▶ **Problem details**:
From the line that includes "What's the underlying" down to the final line of the data below, copy every line exactly and leave the rest out.

Data about app and page elements:
◆ ◆ ◆ ◆ ◆ ◆ ◆
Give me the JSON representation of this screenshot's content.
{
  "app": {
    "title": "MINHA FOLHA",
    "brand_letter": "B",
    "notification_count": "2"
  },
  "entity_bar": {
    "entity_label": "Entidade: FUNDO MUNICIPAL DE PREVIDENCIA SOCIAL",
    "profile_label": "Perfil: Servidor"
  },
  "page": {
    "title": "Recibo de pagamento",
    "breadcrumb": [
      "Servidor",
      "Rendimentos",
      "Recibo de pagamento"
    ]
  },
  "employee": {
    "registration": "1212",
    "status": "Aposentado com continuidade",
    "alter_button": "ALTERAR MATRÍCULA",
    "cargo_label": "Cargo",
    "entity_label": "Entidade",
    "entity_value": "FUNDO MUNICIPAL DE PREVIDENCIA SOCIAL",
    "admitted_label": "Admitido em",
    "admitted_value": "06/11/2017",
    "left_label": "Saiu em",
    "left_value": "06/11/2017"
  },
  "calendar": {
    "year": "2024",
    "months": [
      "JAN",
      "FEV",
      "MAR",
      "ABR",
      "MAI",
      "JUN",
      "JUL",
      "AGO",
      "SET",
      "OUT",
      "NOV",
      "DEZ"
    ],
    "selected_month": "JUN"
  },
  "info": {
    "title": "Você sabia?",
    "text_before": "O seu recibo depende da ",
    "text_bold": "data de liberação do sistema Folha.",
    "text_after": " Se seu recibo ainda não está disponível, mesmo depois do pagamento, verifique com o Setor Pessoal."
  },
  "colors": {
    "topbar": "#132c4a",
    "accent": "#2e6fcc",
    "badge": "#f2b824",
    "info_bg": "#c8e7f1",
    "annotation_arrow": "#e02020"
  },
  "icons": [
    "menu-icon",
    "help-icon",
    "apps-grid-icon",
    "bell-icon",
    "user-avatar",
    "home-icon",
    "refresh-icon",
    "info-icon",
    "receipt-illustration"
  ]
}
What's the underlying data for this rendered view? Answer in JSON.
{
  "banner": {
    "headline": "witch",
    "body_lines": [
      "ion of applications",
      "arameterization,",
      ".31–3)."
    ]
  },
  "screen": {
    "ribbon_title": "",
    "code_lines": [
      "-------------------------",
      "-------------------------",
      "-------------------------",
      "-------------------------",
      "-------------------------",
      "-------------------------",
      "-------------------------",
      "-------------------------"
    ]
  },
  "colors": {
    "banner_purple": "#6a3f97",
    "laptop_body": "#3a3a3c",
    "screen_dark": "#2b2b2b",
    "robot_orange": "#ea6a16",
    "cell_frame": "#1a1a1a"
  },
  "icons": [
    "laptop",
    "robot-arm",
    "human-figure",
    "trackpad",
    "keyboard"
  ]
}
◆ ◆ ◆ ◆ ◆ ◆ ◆
▶ **Answer space**:
What's the underlying data for this rendered view? Answer in JSON.
{
  "banner": {
    "headline": "witch",
    "body_lines": [
      "ion of applications",
      "arameterization,",
      ".31–3)."
    ]
  },
  "screen": {
    "ribbon_title": "",
    "code_lines": [
      "-------------------------",
      "-------------------------",
      "-------------------------",
      "-------------------------",
      "-------------------------",
      "-------------------------",
      "-------------------------",
      "-------------------------"
    ]
  },
  "colors": {
    "banner_purple": "#6a3f97",
    "laptop_body": "#3a3a3c",
    "screen_dark": "#2b2b2b",
    "robot_orange": "#ea6a16",
    "cell_frame": "#1a1a1a"
  },
  "icons": [
    "laptop",
    "robot-arm",
    "human-figure",
    "trackpad",
    "keyboard"
  ]
}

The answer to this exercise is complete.